losses = []
num_examples_seen = 0
for epoch in range(nepoch):
# optionally evaluate the loss
if (epoch % evaluate_loss_after == 0):
loss = model.calculate_loss(X_train, y_train)
losses.append((num_examples_seen, loss))
time = datetime.now().strftime('%Y-%m-%d %H:%M:%S')
print("%s: loss after num_examples_seen=%d epoch=%d: %f" %(time, num_examples_seen, epoch, loss))
# adjust the learning rate if loss increases
if (len(losses) > 1 and losses[-1] > losses[-2]):
learning_rate = learning_rate * 0.5
print("setting learning rate to %f" %(learning_rate))
sys.stdout.flush()
# for each training example...
for i in range(len(y_train)):
# one sgd step
model.sgd_step(X_train[i], y_train[i], learning_rate)
num_examples_seen += 1

np.random.seed(10)
model = RNNNumpy(vocabulary_size)
%timeit model.sgd_step(X_train, y_train, 0.005)

1 loop, best of 3: 175 ms per loop

np.random.seed(10)
model = RNNNumpy(vocabulary_size)
losses = train_with_sgd(model, X_train[:100], y_train[:100], nepoch = 10, evaluate_loss_after = 1)

2017-09-21 02:59:52: loss after num_examples_seen=0 epoch=0: 8.987425
2017-09-21 03:00:04: loss after num_examples_seen=100 epoch=1: 8.974076
2017-09-21 03:00:18: loss after num_examples_seen=200 epoch=2: 8.943971
2017-09-21 03:00:30: loss after num_examples_seen=300 epoch=3: 6.892136
2017-09-21 03:00:40: loss after num_examples_seen=400 epoch=4: 6.351962
2017-09-21 03:00:50: loss after num_examples_seen=500 epoch=5: 6.107587
2017-09-21 03:01:00: loss after num_examples_seen=600 epoch=6: 5.960636
2017-09-21 03:01:11: loss after num_examples_seen=700 epoch=7: 5.858011
2017-09-21 03:01:22: loss after num_examples_seen=800 epoch=8: 5.781543
2017-09-21 03:01:32: loss after num_examples_seen=900 epoch=9: 5.722384

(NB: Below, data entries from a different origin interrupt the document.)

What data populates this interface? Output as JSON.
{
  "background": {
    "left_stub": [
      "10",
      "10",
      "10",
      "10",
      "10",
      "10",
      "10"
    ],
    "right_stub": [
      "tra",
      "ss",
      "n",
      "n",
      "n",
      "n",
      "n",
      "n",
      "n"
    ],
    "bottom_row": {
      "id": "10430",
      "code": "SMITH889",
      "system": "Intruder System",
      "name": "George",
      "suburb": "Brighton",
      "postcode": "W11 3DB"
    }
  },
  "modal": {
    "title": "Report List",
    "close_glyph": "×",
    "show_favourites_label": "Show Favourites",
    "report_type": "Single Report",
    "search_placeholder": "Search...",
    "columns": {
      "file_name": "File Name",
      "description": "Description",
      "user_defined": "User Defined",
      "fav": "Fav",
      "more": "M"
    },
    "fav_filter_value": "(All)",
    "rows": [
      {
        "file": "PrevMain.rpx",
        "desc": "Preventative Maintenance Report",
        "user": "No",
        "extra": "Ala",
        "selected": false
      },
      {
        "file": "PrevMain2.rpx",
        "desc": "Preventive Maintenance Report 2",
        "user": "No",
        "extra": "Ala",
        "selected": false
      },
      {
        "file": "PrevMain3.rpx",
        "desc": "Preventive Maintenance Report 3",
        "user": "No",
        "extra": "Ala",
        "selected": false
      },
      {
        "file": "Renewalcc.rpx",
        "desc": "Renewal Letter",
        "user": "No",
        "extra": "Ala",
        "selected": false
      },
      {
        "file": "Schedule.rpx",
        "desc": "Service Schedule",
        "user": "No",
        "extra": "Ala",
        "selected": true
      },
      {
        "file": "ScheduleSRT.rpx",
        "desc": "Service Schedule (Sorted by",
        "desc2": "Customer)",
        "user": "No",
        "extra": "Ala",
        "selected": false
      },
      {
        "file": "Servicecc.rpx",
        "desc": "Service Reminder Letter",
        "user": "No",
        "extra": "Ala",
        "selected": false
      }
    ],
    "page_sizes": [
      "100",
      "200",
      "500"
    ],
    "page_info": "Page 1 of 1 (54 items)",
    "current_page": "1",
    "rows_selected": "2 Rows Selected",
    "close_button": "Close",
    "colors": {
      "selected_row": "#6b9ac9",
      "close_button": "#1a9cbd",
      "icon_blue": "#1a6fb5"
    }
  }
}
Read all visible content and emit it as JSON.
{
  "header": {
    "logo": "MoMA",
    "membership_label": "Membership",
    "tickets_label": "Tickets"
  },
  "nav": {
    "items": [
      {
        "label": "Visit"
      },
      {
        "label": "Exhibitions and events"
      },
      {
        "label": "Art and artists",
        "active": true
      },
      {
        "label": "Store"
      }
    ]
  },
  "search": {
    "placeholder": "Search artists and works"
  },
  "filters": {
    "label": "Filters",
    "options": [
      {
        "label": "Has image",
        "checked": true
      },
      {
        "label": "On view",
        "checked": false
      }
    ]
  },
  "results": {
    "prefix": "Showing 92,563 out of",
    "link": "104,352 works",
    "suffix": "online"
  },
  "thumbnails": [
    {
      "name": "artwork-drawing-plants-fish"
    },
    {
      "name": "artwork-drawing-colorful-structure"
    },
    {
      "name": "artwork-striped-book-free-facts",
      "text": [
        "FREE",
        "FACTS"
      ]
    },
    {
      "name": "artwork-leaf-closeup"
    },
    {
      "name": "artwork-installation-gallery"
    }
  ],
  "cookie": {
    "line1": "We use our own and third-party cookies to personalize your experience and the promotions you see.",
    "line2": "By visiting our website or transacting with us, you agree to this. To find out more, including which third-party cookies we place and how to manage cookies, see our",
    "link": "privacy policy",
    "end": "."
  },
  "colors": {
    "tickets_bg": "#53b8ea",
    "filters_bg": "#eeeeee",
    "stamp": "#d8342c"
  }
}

Since this RNN is implemented in python without code optimization, the running time is pretty long for our 79,170 words in each epoch. But we can try a small sample data and check if the loss actually decreases: